image size = 960 x 774 x 3
runtime = 0.61713 seconds

image size = 2048 x 1536 x 3
runtime = 3.1197 seconds

image size = 3722 x 1635 x 3
runtime = 7.2745 seconds

Octave Code:

Some Thoughts on Random Variables

I’ve been working on a new model of probability theory in my free time, and though I’m nowhere near done with it, I’ve come up with what I believe to be a fairly elegant definition of a random variable that I think captures what it is that I’m trying to describe, which is ultimately rooted in computer theory and information theory:

The basic idea is that if a source is truly random, then prior observations should have no impact on future observations. We can express this rigorously by saying that a source S generates signals over the alphabet \Sigma, and that for any N observations, regardless of any prior observations, the set of possible sequences of observations is given by the full set of N^{|\Sigma|} strings. What this says is, the set of possible outcomes never changes, regardless of how many observations you’ve already made. One consequence of this is that you always have the same uncertainty with respect to your next observation, which could produce any one of the signals in \Sigma.

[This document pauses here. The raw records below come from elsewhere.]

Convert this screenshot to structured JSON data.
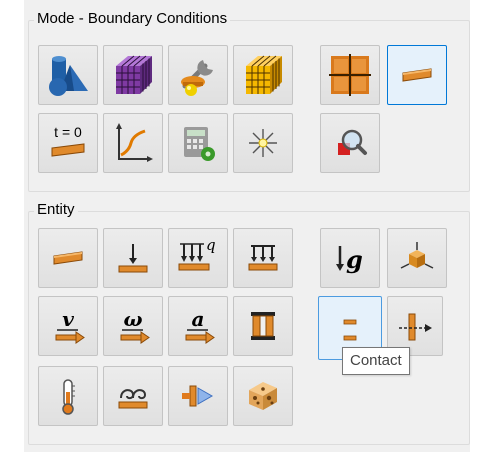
{
  "mode_group": {
    "title": "Mode - Boundary Conditions",
    "buttons": [
      {
        "icon": "geometry-shapes-icon"
      },
      {
        "icon": "mesh-cube-icon"
      },
      {
        "icon": "materials-tool-icon"
      },
      {
        "icon": "gold-mesh-cube-icon"
      },
      {
        "icon": "grid-panel-icon"
      },
      {
        "icon": "boundary-condition-icon",
        "active": true
      },
      {
        "icon": "initial-condition-icon",
        "label": "t = 0"
      },
      {
        "icon": "plot-curve-icon"
      },
      {
        "icon": "calculator-settings-icon"
      },
      {
        "icon": "starburst-icon"
      },
      {
        "icon": "inspect-magnifier-icon"
      }
    ]
  },
  "entity_group": {
    "title": "Entity",
    "buttons": [
      {
        "icon": "surface-bc-icon"
      },
      {
        "icon": "point-load-icon"
      },
      {
        "icon": "heat-flux-load-icon",
        "label": "q"
      },
      {
        "icon": "distributed-load-icon"
      },
      {
        "icon": "gravity-icon",
        "label": "g"
      },
      {
        "icon": "rigid-body-icon"
      },
      {
        "icon": "velocity-icon",
        "label": "v"
      },
      {
        "icon": "angular-velocity-icon",
        "label": "ω"
      },
      {
        "icon": "acceleration-icon",
        "label": "a"
      },
      {
        "icon": "constraint-frame-icon"
      },
      {
        "icon": "contact-icon",
        "hover": true
      },
      {
        "icon": "connector-icon"
      },
      {
        "icon": "temperature-icon"
      },
      {
        "icon": "convection-icon"
      },
      {
        "icon": "flow-arrow-icon"
      },
      {
        "icon": "porous-block-icon"
      }
    ]
  },
  "tooltip": {
    "text": "Contact"
  }
}
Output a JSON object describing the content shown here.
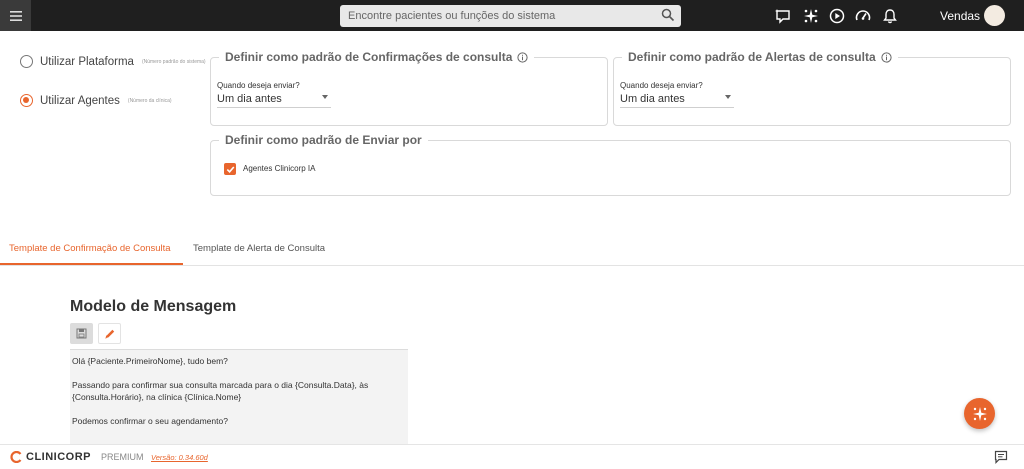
{
  "header": {
    "search_placeholder": "Encontre pacientes ou funções do sistema",
    "user_name": "Vendas",
    "icons": [
      "menu-icon",
      "search-icon",
      "ai-chat-icon",
      "sparkle-icon",
      "play-icon",
      "speedometer-icon",
      "bell-icon"
    ]
  },
  "platform_options": [
    {
      "label": "Utilizar Plataforma",
      "hint": "(Número padrão do sistema)",
      "checked": false
    },
    {
      "label": "Utilizar Agentes",
      "hint": "(Número da clínica)",
      "checked": true
    }
  ],
  "confirmations": {
    "title": "Definir como padrão de Confirmações de consulta",
    "when_label": "Quando deseja enviar?",
    "when_value": "Um dia antes"
  },
  "alerts": {
    "title": "Definir como padrão de Alertas de consulta",
    "when_label": "Quando deseja enviar?",
    "when_value": "Um dia antes"
  },
  "send_by": {
    "title": "Definir como padrão de Enviar por",
    "option_label": "Agentes Clinicorp IA",
    "option_checked": true
  },
  "tabs": [
    {
      "label": "Template de Confirmação de Consulta",
      "active": true
    },
    {
      "label": "Template de Alerta de Consulta",
      "active": false
    }
  ],
  "message_model": {
    "title": "Modelo de Mensagem",
    "lines": [
      "Olá {Paciente.PrimeiroNome}, tudo bem?",
      "",
      "Passando para confirmar sua consulta marcada para o dia {Consulta.Data}, às {Consulta.Horário}, na clínica {Clínica.Nome}",
      "",
      "Podemos confirmar o seu agendamento?"
    ]
  },
  "footer": {
    "brand": "CLINICORP",
    "plan": "PREMIUM",
    "version": "Versão: 0.34.60d"
  },
  "colors": {
    "accent": "#e8652d",
    "topbar": "#1f1f1f"
  }
}
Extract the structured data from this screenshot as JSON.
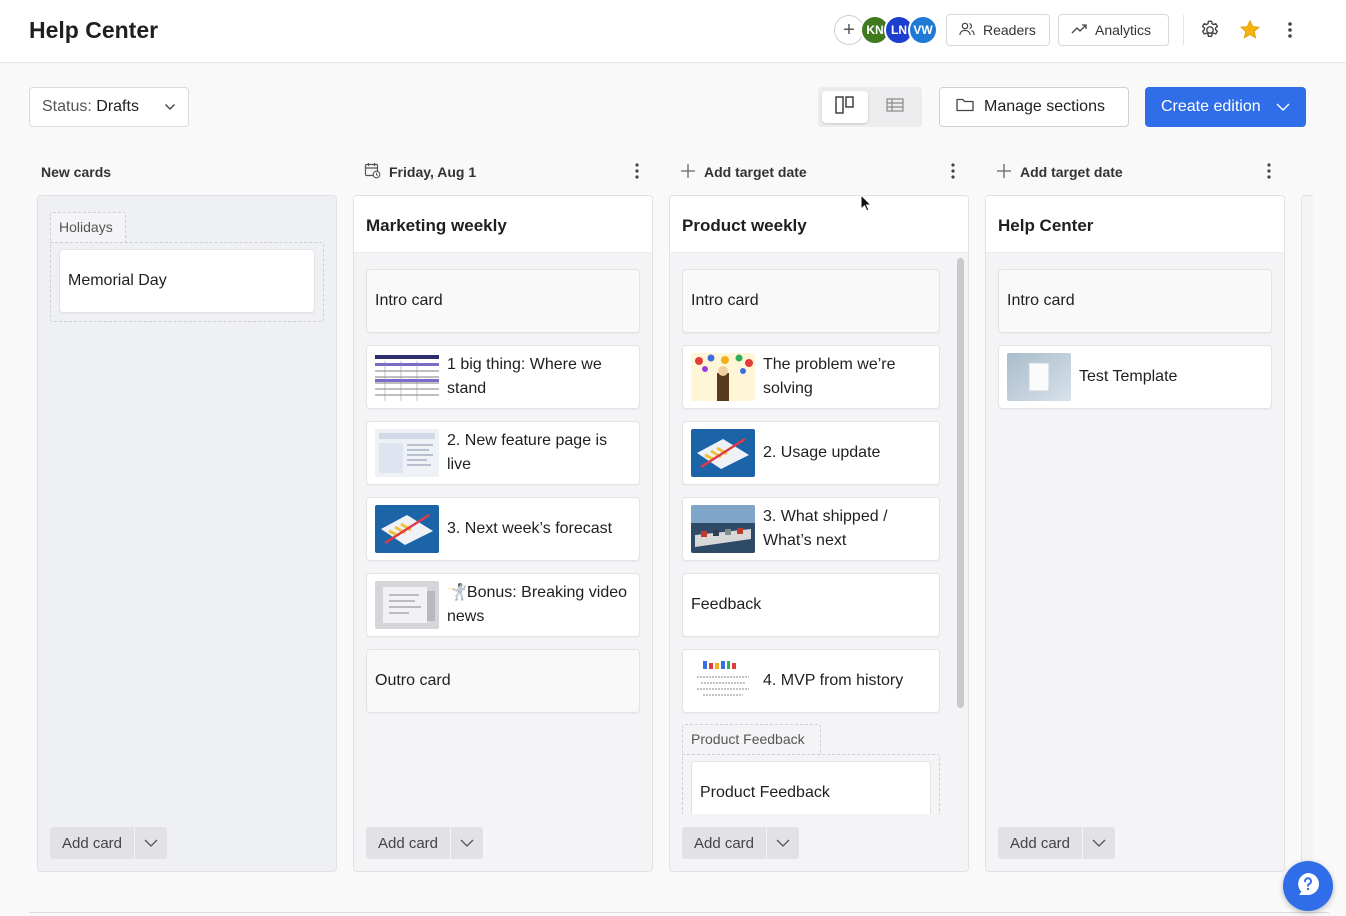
{
  "header": {
    "title": "Help Center",
    "avatars": [
      {
        "initials": "KN",
        "color": "#3f7a1f"
      },
      {
        "initials": "LN",
        "color": "#1d3fcf"
      },
      {
        "initials": "VW",
        "color": "#1f7ad6"
      }
    ],
    "add_member_glyph": "+",
    "readers_label": "Readers",
    "analytics_label": "Analytics",
    "settings_icon": "gear-icon",
    "star_icon": "star-icon",
    "star_color": "#f5b40b",
    "more_icon": "more-vertical-icon"
  },
  "toolbar": {
    "status_prefix": "Status:",
    "status_value": "Drafts",
    "manage_sections_label": "Manage sections",
    "create_edition_label": "Create edition",
    "accent": "#2f6ee8"
  },
  "columns": [
    {
      "header": "New cards",
      "groups": [
        {
          "tag": "Holidays",
          "cards": [
            {
              "text": "Memorial Day"
            }
          ]
        }
      ],
      "add_card_label": "Add card"
    },
    {
      "header": "Friday, Aug 1",
      "title": "Marketing weekly",
      "cards": [
        {
          "text": "Intro card"
        },
        {
          "text": "1 big thing: Where we stand"
        },
        {
          "text": "2. New feature page is live"
        },
        {
          "text": "3. Next week’s forecast"
        },
        {
          "text": "Bonus: Breaking video news"
        },
        {
          "text": "Outro card"
        }
      ],
      "add_card_label": "Add card"
    },
    {
      "header": "Add target date",
      "title": "Product weekly",
      "cards": [
        {
          "text": "Intro card"
        },
        {
          "text": "The problem we’re solving"
        },
        {
          "text": "2. Usage update"
        },
        {
          "text": "3. What shipped / What’s next"
        },
        {
          "text": "Feedback"
        },
        {
          "text": "4. MVP from history"
        }
      ],
      "groups": [
        {
          "tag": "Product Feedback",
          "cards": [
            {
              "text": "Product Feedback"
            }
          ]
        }
      ],
      "add_card_label": "Add card"
    },
    {
      "header": "Add target date",
      "title": "Help Center",
      "cards": [
        {
          "text": "Intro card"
        },
        {
          "text": "Test Template"
        }
      ],
      "add_card_label": "Add card"
    }
  ]
}
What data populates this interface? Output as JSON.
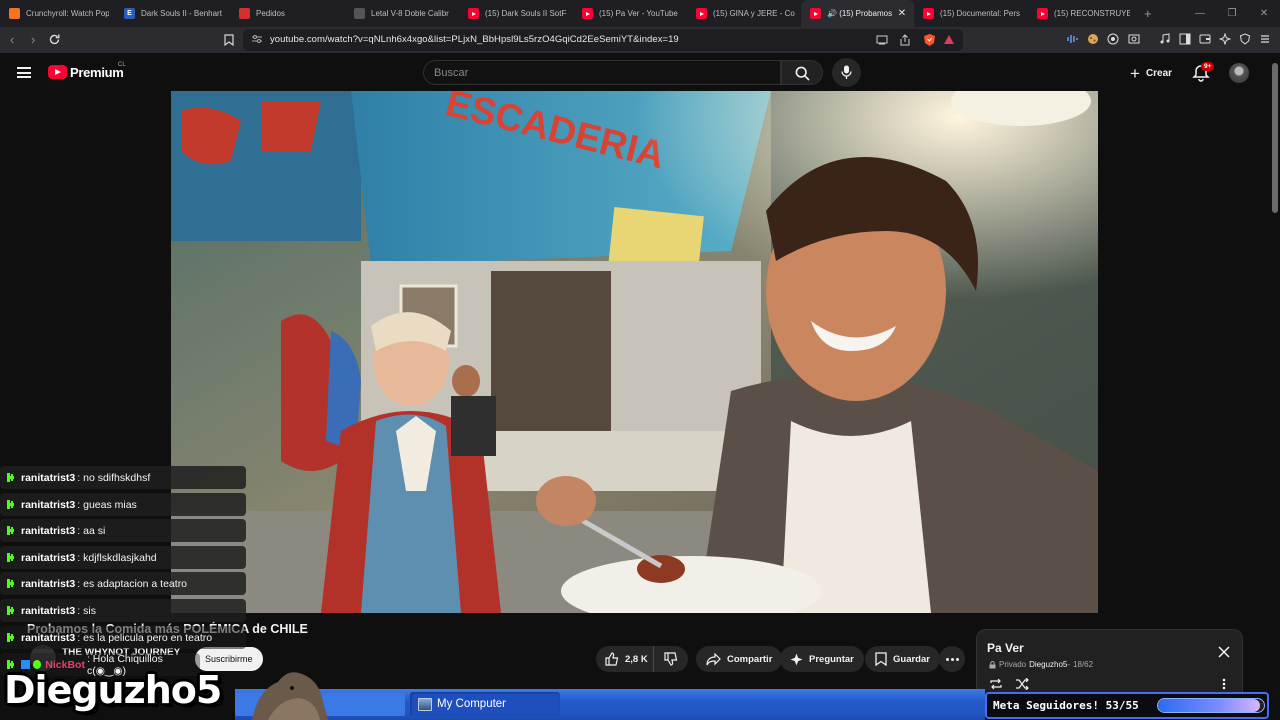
{
  "browser": {
    "tabs": [
      {
        "title": "Crunchyroll: Watch Pop",
        "favicon": "crunchyroll-icon",
        "active": false
      },
      {
        "title": "Dark Souls II - Benhart",
        "favicon": "e-icon",
        "active": false
      },
      {
        "title": "Pedidos",
        "favicon": "mail-icon",
        "active": false
      },
      {
        "title": "Letal V-8 Doble Calibr",
        "favicon": "page-icon",
        "active": false
      },
      {
        "title": "(15) Dark Souls II SotFS",
        "favicon": "youtube-icon",
        "active": false
      },
      {
        "title": "(15) Pa Ver - YouTube",
        "favicon": "youtube-icon",
        "active": false
      },
      {
        "title": "(15) GINA y JERE - Corr",
        "favicon": "youtube-icon",
        "active": false
      },
      {
        "title": "(15) Probamos",
        "favicon": "youtube-icon",
        "active": true
      },
      {
        "title": "(15) Documental: Pers",
        "favicon": "youtube-icon",
        "active": false
      },
      {
        "title": "(15) RECONSTRUYENDO",
        "favicon": "youtube-icon",
        "active": false
      }
    ],
    "url": "youtube.com/watch?v=qNLnh6x4xgo&list=PLjxN_BbHpsl9Ls5rzO4GqiCd2EeSemiYT&index=19"
  },
  "youtube": {
    "brand": "Premium",
    "country": "CL",
    "search_placeholder": "Buscar",
    "create_label": "Crear",
    "notifications_badge": "9+",
    "video_title": "Probamos la Comida más POLÉMICA de CHILE",
    "channel_name": "THE WHYNOT JOURNEY",
    "subscribe_label": "Suscribirme",
    "likes": "2,8 K",
    "share_label": "Compartir",
    "ask_label": "Preguntar",
    "save_label": "Guardar"
  },
  "playlist": {
    "title": "Pa Ver",
    "privacy": "Privado",
    "owner": "Dieguzho5",
    "position": "18/62"
  },
  "stream_overlay": {
    "chat": [
      {
        "user": "ranitatrist3",
        "message": ": no sdifhskdhsf"
      },
      {
        "user": "ranitatrist3",
        "message": ": gueas mias"
      },
      {
        "user": "ranitatrist3",
        "message": ": aa si"
      },
      {
        "user": "ranitatrist3",
        "message": ": kdjflskdlasjkahd"
      },
      {
        "user": "ranitatrist3",
        "message": ": es adaptacion a teatro"
      },
      {
        "user": "ranitatrist3",
        "message": ": sis"
      },
      {
        "user": "ranitatrist3",
        "message": ": es la pelicula pero en teatro"
      },
      {
        "user": "NickBot",
        "message": ": Hola Chiquillos c(◉‿◉)"
      }
    ],
    "streamer_name": "Dieguzho5",
    "taskbar_item": "My Computer",
    "goal_label": "Meta Seguidores! 53/55",
    "goal_progress": 0.9636
  },
  "colors": {
    "youtube_red": "#ff0033",
    "kick_green": "#53fc18",
    "xp_taskbar_blue": "#2457c6",
    "goal_border": "#4a6df0"
  }
}
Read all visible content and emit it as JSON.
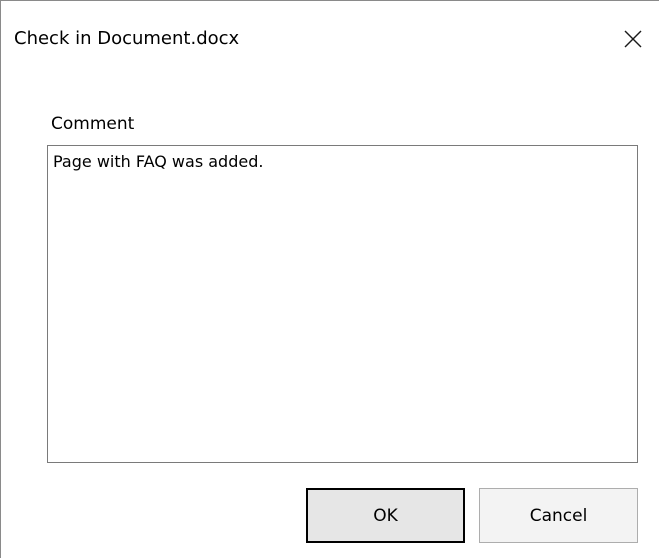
{
  "dialog": {
    "title": "Check in Document.docx",
    "close_icon": "close-icon",
    "comment_label": "Comment",
    "comment_value": "Page with FAQ was added.",
    "ok_label": "OK",
    "cancel_label": "Cancel"
  }
}
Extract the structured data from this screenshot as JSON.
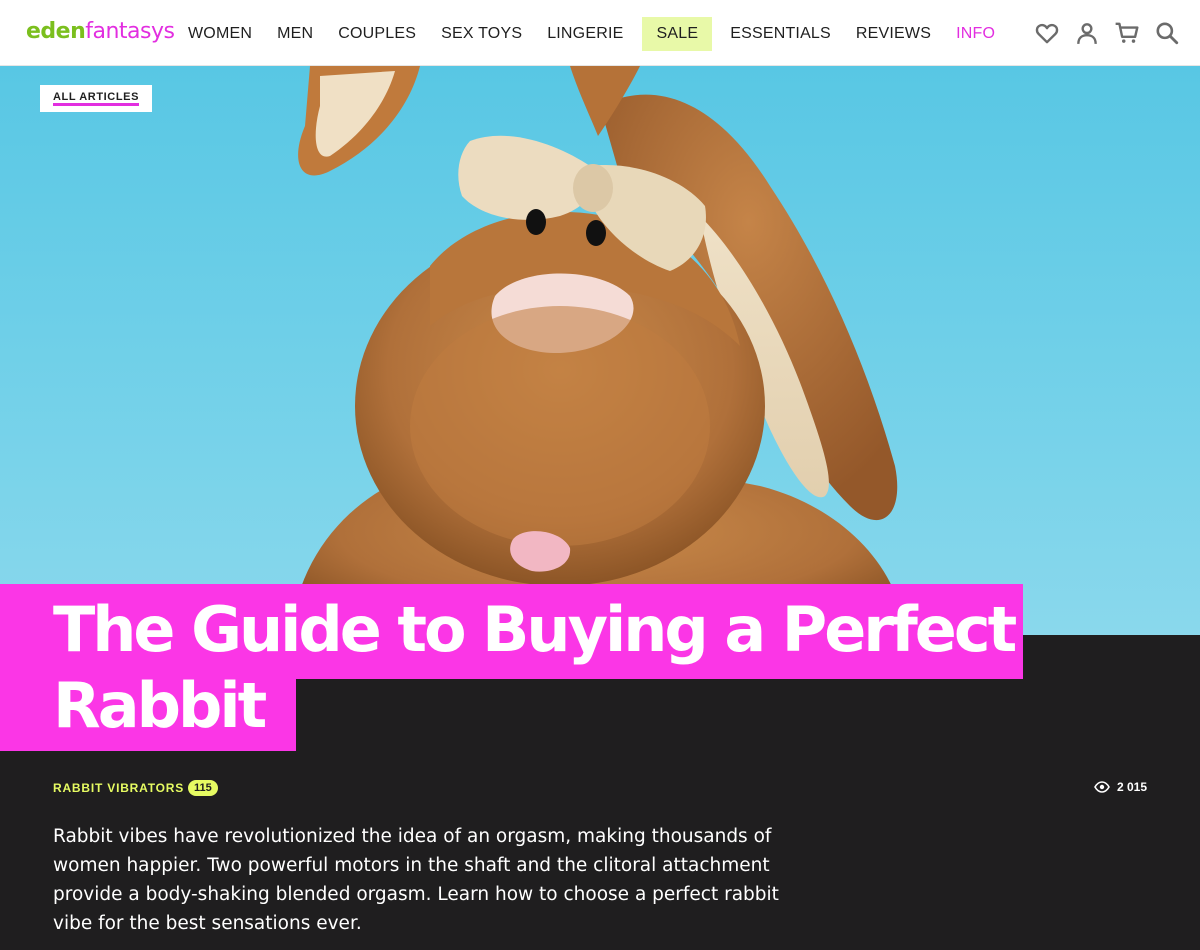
{
  "header": {
    "logo": {
      "part1": "eden",
      "part2": "fantasys"
    },
    "nav": [
      {
        "label": "WOMEN"
      },
      {
        "label": "MEN"
      },
      {
        "label": "COUPLES"
      },
      {
        "label": "SEX TOYS"
      },
      {
        "label": "LINGERIE"
      },
      {
        "label": "SALE"
      },
      {
        "label": "ESSENTIALS"
      },
      {
        "label": "REVIEWS"
      },
      {
        "label": "INFO"
      }
    ],
    "icons": [
      "heart-icon",
      "user-icon",
      "cart-icon",
      "search-icon"
    ]
  },
  "hero": {
    "back_link": "ALL ARTICLES",
    "image": "plush-bunny-photo"
  },
  "article": {
    "title": "The Guide to Buying a Perfect Rabbit",
    "category": "RABBIT VIBRATORS",
    "category_count": "115",
    "views": "2 015",
    "intro": "Rabbit vibes have revolutionized the idea of an orgasm, making thousands of women happier. Two powerful motors in the shaft and the clitoral attachment provide a body-shaking blended orgasm. Learn how to choose a perfect rabbit vibe for the best sensations ever."
  },
  "colors": {
    "brand_green": "#7bbf1e",
    "brand_pink": "#e22ee0",
    "title_bg": "#fb36e6",
    "accent_yellow": "#e6fb62",
    "sale_bg": "#e8f9a8",
    "dark_bg": "#1f1e1f"
  }
}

However, if the source is truly random, then it should produce a roughly Kolmogorov random string, eventually. If that’s not the case, then there will always be some computable process that can generate the observations in question. For example, the digits of a computable real number like \pi or e might seem superficially random, but they’re not, and are instead entirely determined ex ante by a computable process. If a source is truly random, then intuition suggests that eventually, it will evade modeling by a UTM, which implies that with a significantly large enough number of observations, the string of observations generated by the source should approach the complexity of a Kolmogorov random string.

We can express this rigorously by saying that for every real number \delta, and every number of observations n, there exists a number of observations N > n, for which,

1 - \frac{K(x_N)}{|x_N|}  < \delta,

where x_N is the string generated by making N observations of the source. What this says is, we can always make a number of observations that will bring the resultant string of observations arbitrarily close to a Kolmogorov random string, but this does not require actual convergence in the limit. Note that this definition does not require convergence to any particular distribution either, which is certainly possible for some physical systems, which could for example, simply change distributions as a function of time, or never have a stable distribution of states at all.